Activity: Retrieve every line of the data holding the word "false".

Supplied material Block Start

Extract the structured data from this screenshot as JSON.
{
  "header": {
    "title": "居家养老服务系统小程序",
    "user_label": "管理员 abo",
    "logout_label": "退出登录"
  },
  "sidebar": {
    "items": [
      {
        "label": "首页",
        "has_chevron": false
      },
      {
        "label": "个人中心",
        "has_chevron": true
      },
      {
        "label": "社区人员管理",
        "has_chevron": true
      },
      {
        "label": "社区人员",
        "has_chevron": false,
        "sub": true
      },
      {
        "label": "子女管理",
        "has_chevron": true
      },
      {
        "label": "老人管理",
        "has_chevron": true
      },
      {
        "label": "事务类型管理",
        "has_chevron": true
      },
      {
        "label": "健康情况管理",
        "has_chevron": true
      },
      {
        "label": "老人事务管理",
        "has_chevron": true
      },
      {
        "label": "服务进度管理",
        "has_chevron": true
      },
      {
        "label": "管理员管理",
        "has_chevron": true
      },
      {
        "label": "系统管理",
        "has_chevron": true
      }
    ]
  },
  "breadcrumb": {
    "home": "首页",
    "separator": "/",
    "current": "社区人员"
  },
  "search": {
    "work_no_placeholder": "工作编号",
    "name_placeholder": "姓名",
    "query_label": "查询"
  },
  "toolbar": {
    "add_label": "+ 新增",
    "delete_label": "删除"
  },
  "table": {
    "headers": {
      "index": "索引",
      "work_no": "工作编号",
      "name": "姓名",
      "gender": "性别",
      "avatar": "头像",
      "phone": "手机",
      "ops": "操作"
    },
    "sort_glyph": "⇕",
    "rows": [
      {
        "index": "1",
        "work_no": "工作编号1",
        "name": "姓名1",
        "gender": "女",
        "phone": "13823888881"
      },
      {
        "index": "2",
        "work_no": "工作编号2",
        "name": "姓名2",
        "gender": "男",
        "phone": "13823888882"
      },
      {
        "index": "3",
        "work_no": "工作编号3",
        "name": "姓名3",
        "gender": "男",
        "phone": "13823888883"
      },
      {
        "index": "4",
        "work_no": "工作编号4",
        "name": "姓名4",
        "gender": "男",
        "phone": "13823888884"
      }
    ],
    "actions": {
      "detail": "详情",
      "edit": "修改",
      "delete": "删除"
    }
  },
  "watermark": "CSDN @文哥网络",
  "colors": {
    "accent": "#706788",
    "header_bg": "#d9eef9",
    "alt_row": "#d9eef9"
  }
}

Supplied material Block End

Answer section:
        "has_chevron": false
        "has_chevron": false,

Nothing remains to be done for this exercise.